> What needs to be done
In how many lines of the records below does the word "title" appear? Answer with the number alone.

> Dataset
═══
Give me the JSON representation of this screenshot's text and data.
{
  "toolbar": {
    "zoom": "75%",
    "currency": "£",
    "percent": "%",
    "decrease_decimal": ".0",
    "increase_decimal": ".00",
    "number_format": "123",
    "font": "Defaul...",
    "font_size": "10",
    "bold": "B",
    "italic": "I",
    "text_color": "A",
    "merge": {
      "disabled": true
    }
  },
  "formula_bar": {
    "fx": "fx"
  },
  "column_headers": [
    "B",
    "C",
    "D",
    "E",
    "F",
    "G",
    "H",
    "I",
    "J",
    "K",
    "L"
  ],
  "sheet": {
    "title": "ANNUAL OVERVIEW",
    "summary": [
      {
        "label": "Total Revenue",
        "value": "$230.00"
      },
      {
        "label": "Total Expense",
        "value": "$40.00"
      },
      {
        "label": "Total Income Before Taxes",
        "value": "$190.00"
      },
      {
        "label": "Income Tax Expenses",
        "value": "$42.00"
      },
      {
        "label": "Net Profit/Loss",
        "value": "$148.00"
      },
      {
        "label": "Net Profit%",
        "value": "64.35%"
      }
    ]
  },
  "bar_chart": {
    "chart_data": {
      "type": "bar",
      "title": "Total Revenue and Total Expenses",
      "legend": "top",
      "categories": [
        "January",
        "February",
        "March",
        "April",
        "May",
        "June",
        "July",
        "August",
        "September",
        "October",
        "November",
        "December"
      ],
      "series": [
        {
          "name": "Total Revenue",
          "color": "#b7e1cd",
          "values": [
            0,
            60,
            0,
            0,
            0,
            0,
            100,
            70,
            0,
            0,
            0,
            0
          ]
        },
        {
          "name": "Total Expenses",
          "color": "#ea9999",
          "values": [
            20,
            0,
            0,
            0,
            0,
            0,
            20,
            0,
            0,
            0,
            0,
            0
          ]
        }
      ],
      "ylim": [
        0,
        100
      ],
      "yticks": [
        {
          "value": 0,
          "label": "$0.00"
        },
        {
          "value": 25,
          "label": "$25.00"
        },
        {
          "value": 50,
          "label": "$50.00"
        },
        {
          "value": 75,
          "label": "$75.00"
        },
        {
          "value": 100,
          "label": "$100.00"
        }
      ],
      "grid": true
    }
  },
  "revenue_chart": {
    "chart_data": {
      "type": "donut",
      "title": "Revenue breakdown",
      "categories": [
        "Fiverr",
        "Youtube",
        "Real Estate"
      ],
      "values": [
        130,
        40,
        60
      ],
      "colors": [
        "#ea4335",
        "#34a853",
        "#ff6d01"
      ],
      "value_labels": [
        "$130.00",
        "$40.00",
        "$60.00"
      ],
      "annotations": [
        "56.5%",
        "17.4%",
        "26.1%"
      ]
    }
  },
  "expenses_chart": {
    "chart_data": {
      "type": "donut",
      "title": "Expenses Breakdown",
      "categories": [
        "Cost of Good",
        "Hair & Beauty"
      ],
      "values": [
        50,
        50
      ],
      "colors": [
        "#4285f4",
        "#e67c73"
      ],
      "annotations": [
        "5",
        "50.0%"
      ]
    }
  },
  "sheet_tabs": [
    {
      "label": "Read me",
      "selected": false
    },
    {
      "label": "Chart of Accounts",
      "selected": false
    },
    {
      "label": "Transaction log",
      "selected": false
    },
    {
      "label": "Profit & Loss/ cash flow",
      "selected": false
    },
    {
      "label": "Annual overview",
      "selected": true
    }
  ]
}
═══
> Written response
4